In international arbitration, it is usual for the claimant to request that, in addition to its claim for damages, it be awarded interest from the date of the breach of contract (assuming a contract action) or the date of commencement of arbitration or of an award until payment of the award in full. It is also usual for the arbitral tribunal to direct the losing party to pay such interest at an appropriate rate, which may be simple interest or interest compounded monthly or on some other basis.1
However, what happens in a case where:
1) a claimant claims post-award, as well as pre-award, interest from the arbitral tribunal,
2) the tribunal, while awarding the claimant damages, including pre-award interest, omits to award post-award interest, and
3) thereafter, the respondent refuses to pay the award voluntarily resulting, in theory at least, in a substantial post-award interest claim against the respondent?

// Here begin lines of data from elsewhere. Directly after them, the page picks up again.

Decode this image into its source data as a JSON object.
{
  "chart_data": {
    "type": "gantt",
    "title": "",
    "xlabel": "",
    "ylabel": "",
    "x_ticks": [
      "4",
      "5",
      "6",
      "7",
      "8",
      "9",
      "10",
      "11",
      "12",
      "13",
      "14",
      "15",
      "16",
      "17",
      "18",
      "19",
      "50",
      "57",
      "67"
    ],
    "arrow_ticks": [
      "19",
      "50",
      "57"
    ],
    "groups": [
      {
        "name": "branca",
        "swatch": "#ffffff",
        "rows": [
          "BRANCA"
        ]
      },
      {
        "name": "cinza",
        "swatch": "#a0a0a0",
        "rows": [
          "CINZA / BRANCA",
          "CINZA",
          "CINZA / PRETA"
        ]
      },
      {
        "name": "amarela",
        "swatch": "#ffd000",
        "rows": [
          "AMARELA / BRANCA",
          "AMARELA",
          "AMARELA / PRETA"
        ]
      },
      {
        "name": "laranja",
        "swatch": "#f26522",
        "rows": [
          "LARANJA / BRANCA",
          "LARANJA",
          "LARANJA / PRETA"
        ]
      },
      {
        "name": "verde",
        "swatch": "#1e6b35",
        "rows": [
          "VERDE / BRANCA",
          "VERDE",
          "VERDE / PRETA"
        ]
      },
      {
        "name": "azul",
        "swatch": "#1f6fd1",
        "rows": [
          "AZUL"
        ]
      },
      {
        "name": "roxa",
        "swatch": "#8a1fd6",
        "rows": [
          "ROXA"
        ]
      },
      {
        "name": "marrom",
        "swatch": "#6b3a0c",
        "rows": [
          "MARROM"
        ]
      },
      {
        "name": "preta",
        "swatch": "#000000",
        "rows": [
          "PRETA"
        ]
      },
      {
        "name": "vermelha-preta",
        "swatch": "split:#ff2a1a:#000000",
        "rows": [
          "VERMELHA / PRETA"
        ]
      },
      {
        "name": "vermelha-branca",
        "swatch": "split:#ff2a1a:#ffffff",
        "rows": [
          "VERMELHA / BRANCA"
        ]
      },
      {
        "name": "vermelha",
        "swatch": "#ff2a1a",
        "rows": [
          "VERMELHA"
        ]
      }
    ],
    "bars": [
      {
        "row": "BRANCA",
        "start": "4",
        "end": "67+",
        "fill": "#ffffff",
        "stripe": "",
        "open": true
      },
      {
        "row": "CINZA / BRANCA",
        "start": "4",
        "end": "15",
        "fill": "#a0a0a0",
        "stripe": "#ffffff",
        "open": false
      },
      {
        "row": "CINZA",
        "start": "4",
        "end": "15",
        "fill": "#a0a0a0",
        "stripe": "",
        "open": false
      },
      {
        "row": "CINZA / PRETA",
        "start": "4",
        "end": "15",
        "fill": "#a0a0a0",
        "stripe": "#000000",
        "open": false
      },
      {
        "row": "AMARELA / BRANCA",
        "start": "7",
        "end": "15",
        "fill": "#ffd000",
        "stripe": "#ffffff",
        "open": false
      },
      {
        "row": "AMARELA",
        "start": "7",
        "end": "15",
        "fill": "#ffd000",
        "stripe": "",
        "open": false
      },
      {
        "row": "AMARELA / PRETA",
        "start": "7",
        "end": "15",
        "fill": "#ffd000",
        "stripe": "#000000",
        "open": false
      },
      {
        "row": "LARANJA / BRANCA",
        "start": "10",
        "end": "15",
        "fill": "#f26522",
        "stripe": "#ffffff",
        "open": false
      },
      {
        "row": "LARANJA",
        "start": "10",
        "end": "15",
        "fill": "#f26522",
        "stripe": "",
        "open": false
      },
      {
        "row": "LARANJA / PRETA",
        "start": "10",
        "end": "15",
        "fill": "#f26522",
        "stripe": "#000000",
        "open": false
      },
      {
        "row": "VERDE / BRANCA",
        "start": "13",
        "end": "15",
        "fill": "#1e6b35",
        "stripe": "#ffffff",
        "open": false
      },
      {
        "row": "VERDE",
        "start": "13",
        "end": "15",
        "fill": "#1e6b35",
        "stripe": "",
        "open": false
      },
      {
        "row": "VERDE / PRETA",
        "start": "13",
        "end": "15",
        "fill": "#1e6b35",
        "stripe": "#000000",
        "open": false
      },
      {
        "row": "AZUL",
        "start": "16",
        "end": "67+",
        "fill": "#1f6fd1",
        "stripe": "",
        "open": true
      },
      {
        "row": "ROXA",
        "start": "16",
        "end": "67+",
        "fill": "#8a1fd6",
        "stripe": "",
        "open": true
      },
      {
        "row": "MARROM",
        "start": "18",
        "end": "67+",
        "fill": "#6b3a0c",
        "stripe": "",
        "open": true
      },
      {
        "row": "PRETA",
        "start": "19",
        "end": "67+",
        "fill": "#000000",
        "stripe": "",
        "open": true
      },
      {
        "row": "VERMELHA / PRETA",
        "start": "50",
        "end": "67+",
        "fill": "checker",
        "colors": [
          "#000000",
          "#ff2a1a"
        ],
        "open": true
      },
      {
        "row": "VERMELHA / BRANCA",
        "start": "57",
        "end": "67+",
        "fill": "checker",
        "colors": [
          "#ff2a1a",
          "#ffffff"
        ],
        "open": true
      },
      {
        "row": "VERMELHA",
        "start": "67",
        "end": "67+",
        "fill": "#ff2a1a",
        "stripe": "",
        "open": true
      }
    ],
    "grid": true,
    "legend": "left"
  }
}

May the claimant still claim post-award interest and, if so, from whom? From the same arbitral tribunal or from a new one? From a state court and, if so, which one? These were the questions presented recently in relation to an international arbitration proceeding in Jordan which had been brought by Banque Arabe et Internationale d’Investissement, a French bank (formerly